→ **REQUIRED ACTION**
With the pictures removed, set down all of the entries below exactly.

→ **EXCERPTED RECORDS**
----------------

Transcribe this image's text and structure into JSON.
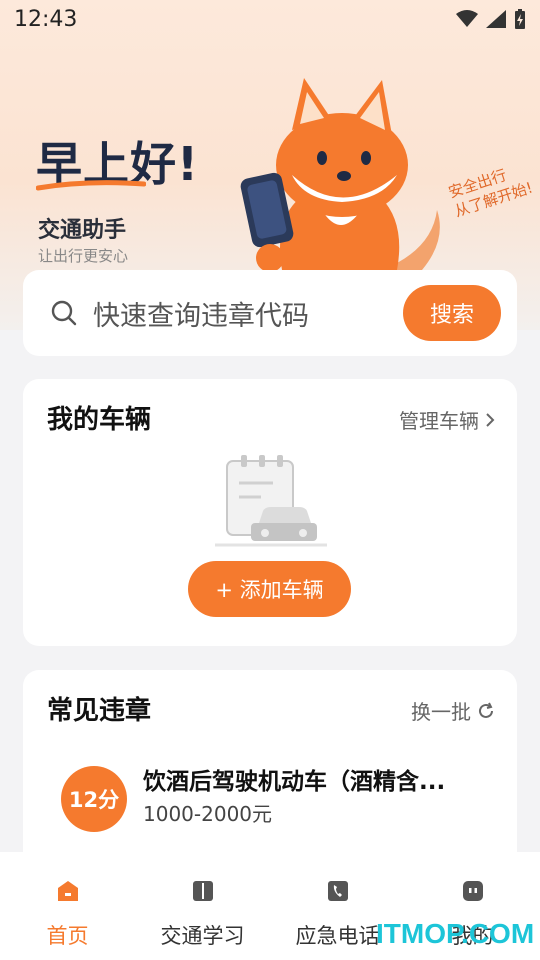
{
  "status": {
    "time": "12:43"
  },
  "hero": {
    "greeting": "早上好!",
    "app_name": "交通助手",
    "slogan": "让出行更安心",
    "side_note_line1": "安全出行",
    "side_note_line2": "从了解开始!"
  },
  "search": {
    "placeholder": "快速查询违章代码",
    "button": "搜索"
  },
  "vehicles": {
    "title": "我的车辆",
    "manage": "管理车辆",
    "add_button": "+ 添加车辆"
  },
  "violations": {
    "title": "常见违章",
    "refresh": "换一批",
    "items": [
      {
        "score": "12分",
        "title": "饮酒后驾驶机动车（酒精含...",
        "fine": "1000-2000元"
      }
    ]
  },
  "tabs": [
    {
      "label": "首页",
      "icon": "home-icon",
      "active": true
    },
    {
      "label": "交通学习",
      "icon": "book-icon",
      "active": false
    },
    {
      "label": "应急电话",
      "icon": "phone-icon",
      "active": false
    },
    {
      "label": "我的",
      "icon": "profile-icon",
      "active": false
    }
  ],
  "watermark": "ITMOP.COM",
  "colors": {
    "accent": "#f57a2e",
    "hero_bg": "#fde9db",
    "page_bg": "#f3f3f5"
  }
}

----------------

→ **ANSWER SECTION**
Transcribe this image's text and structure into JSON.
{
  "status": {
    "time": "12:43"
  },
  "hero": {
    "greeting": "早上好!",
    "app_name": "交通助手",
    "slogan": "让出行更安心",
    "side_note_line1": "安全出行",
    "side_note_line2": "从了解开始!"
  },
  "search": {
    "placeholder": "快速查询违章代码",
    "button": "搜索"
  },
  "vehicles": {
    "title": "我的车辆",
    "manage": "管理车辆",
    "add_button": "+ 添加车辆"
  },
  "violations": {
    "title": "常见违章",
    "refresh": "换一批",
    "items": [
      {
        "score": "12分",
        "title": "饮酒后驾驶机动车（酒精含...",
        "fine": "1000-2000元"
      }
    ]
  },
  "tabs": [
    {
      "label": "首页",
      "icon": "home-icon",
      "active": true
    },
    {
      "label": "交通学习",
      "icon": "book-icon",
      "active": false
    },
    {
      "label": "应急电话",
      "icon": "phone-icon",
      "active": false
    },
    {
      "label": "我的",
      "icon": "profile-icon",
      "active": false
    }
  ],
  "watermark": "ITMOP.COM",
  "colors": {
    "accent": "#f57a2e",
    "hero_bg": "#fde9db",
    "page_bg": "#f3f3f5"
  }
}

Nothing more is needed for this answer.